> What is required: Would you give all of the records again, exactly as they read?

******************************

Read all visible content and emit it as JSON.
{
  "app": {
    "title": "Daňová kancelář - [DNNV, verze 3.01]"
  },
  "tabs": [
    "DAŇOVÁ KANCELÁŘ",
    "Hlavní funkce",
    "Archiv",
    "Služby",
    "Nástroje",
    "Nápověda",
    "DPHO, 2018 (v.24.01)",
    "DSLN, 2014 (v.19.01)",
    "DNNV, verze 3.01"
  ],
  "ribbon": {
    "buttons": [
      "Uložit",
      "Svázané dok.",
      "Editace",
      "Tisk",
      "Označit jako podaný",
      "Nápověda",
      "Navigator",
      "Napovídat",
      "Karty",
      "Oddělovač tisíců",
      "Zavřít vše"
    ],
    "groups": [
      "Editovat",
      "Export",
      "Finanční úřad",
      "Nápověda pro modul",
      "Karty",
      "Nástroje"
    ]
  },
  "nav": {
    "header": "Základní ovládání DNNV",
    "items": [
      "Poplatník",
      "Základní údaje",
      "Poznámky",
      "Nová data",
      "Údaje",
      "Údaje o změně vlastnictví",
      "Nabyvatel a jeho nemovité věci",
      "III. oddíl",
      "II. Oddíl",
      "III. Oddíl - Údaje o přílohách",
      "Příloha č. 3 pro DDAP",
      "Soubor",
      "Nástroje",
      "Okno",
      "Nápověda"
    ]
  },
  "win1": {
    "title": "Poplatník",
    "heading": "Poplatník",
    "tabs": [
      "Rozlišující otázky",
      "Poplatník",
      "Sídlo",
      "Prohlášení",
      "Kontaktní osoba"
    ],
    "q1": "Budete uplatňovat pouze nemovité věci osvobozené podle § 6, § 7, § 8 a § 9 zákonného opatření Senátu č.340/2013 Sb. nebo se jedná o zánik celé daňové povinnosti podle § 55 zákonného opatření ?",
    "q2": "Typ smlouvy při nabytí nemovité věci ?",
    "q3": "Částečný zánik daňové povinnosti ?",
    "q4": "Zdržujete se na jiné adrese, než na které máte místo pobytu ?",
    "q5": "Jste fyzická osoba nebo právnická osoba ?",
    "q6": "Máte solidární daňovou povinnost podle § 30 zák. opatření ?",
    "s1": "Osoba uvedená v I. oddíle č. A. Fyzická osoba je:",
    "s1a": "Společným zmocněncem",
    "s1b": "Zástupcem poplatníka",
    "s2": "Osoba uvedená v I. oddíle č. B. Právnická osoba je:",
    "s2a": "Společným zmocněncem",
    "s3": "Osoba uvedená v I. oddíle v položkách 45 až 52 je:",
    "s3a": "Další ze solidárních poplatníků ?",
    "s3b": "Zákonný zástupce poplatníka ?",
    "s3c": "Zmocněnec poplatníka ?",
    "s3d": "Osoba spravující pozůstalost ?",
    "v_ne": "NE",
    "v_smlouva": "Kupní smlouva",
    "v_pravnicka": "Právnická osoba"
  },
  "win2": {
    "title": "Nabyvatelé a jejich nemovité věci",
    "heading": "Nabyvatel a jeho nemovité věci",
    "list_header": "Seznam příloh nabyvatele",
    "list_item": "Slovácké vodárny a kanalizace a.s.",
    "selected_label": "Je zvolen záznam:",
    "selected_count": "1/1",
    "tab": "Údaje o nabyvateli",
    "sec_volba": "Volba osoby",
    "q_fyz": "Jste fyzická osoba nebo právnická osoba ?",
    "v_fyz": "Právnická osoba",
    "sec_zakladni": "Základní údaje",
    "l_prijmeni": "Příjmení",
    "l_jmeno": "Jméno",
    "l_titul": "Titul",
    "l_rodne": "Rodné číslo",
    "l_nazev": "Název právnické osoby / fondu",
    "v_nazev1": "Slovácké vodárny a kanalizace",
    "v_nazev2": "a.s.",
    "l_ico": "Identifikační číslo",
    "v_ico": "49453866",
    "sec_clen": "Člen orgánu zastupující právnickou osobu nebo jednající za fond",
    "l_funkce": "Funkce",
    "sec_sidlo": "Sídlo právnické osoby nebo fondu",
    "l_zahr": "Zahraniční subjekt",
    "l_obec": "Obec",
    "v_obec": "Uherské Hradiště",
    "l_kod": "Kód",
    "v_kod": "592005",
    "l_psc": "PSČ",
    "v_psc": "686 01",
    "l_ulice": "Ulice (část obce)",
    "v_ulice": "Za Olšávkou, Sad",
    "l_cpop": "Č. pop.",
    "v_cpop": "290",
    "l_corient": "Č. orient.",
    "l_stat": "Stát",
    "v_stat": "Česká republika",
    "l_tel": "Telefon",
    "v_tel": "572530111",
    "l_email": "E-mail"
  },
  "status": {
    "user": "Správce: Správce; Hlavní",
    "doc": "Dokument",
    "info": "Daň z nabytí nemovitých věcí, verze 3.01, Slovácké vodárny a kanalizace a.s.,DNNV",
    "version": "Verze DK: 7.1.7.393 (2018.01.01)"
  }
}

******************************

> Written answer:
Read all visible content and emit it as JSON.
{
  "app": {
    "title": "Daňová kancelář - [DNNV, verze 3.01]"
  },
  "tabs": [
    "DAŇOVÁ KANCELÁŘ",
    "Hlavní funkce",
    "Archiv",
    "Služby",
    "Nástroje",
    "Nápověda",
    "DPHO, 2018 (v.24.01)",
    "DSLN, 2014 (v.19.01)",
    "DNNV, verze 3.01"
  ],
  "ribbon": {
    "buttons": [
      "Uložit",
      "Svázané dok.",
      "Editace",
      "Tisk",
      "Označit jako podaný",
      "Nápověda",
      "Navigator",
      "Napovídat",
      "Karty",
      "Oddělovač tisíců",
      "Zavřít vše"
    ],
    "groups": [
      "Editovat",
      "Export",
      "Finanční úřad",
      "Nápověda pro modul",
      "Karty",
      "Nástroje"
    ]
  },
  "nav": {
    "header": "Základní ovládání DNNV",
    "items": [
      "Poplatník",
      "Základní údaje",
      "Poznámky",
      "Nová data",
      "Údaje",
      "Údaje o změně vlastnictví",
      "Nabyvatel a jeho nemovité věci",
      "III. oddíl",
      "II. Oddíl",
      "III. Oddíl - Údaje o přílohách",
      "Příloha č. 3 pro DDAP",
      "Soubor",
      "Nástroje",
      "Okno",
      "Nápověda"
    ]
  },
  "win1": {
    "title": "Poplatník",
    "heading": "Poplatník",
    "tabs": [
      "Rozlišující otázky",
      "Poplatník",
      "Sídlo",
      "Prohlášení",
      "Kontaktní osoba"
    ],
    "q1": "Budete uplatňovat pouze nemovité věci osvobozené podle § 6, § 7, § 8 a § 9 zákonného opatření Senátu č.340/2013 Sb. nebo se jedná o zánik celé daňové povinnosti podle § 55 zákonného opatření ?",
    "q2": "Typ smlouvy při nabytí nemovité věci ?",
    "q3": "Částečný zánik daňové povinnosti ?",
    "q4": "Zdržujete se na jiné adrese, než na které máte místo pobytu ?",
    "q5": "Jste fyzická osoba nebo právnická osoba ?",
    "q6": "Máte solidární daňovou povinnost podle § 30 zák. opatření ?",
    "s1": "Osoba uvedená v I. oddíle č. A. Fyzická osoba je:",
    "s1a": "Společným zmocněncem",
    "s1b": "Zástupcem poplatníka",
    "s2": "Osoba uvedená v I. oddíle č. B. Právnická osoba je:",
    "s2a": "Společným zmocněncem",
    "s3": "Osoba uvedená v I. oddíle v položkách 45 až 52 je:",
    "s3a": "Další ze solidárních poplatníků ?",
    "s3b": "Zákonný zástupce poplatníka ?",
    "s3c": "Zmocněnec poplatníka ?",
    "s3d": "Osoba spravující pozůstalost ?",
    "v_ne": "NE",
    "v_smlouva": "Kupní smlouva",
    "v_pravnicka": "Právnická osoba"
  },
  "win2": {
    "title": "Nabyvatelé a jejich nemovité věci",
    "heading": "Nabyvatel a jeho nemovité věci",
    "list_header": "Seznam příloh nabyvatele",
    "list_item": "Slovácké vodárny a kanalizace a.s.",
    "selected_label": "Je zvolen záznam:",
    "selected_count": "1/1",
    "tab": "Údaje o nabyvateli",
    "sec_volba": "Volba osoby",
    "q_fyz": "Jste fyzická osoba nebo právnická osoba ?",
    "v_fyz": "Právnická osoba",
    "sec_zakladni": "Základní údaje",
    "l_prijmeni": "Příjmení",
    "l_jmeno": "Jméno",
    "l_titul": "Titul",
    "l_rodne": "Rodné číslo",
    "l_nazev": "Název právnické osoby / fondu",
    "v_nazev1": "Slovácké vodárny a kanalizace",
    "v_nazev2": "a.s.",
    "l_ico": "Identifikační číslo",
    "v_ico": "49453866",
    "sec_clen": "Člen orgánu zastupující právnickou osobu nebo jednající za fond",
    "l_funkce": "Funkce",
    "sec_sidlo": "Sídlo právnické osoby nebo fondu",
    "l_zahr": "Zahraniční subjekt",
    "l_obec": "Obec",
    "v_obec": "Uherské Hradiště",
    "l_kod": "Kód",
    "v_kod": "592005",
    "l_psc": "PSČ",
    "v_psc": "686 01",
    "l_ulice": "Ulice (část obce)",
    "v_ulice": "Za Olšávkou, Sad",
    "l_cpop": "Č. pop.",
    "v_cpop": "290",
    "l_corient": "Č. orient.",
    "l_stat": "Stát",
    "v_stat": "Česká republika",
    "l_tel": "Telefon",
    "v_tel": "572530111",
    "l_email": "E-mail"
  },
  "status": {
    "user": "Správce: Správce; Hlavní",
    "doc": "Dokument",
    "info": "Daň z nabytí nemovitých věcí, verze 3.01, Slovácké vodárny a kanalizace a.s.,DNNV",
    "version": "Verze DK: 7.1.7.393 (2018.01.01)"
  }
}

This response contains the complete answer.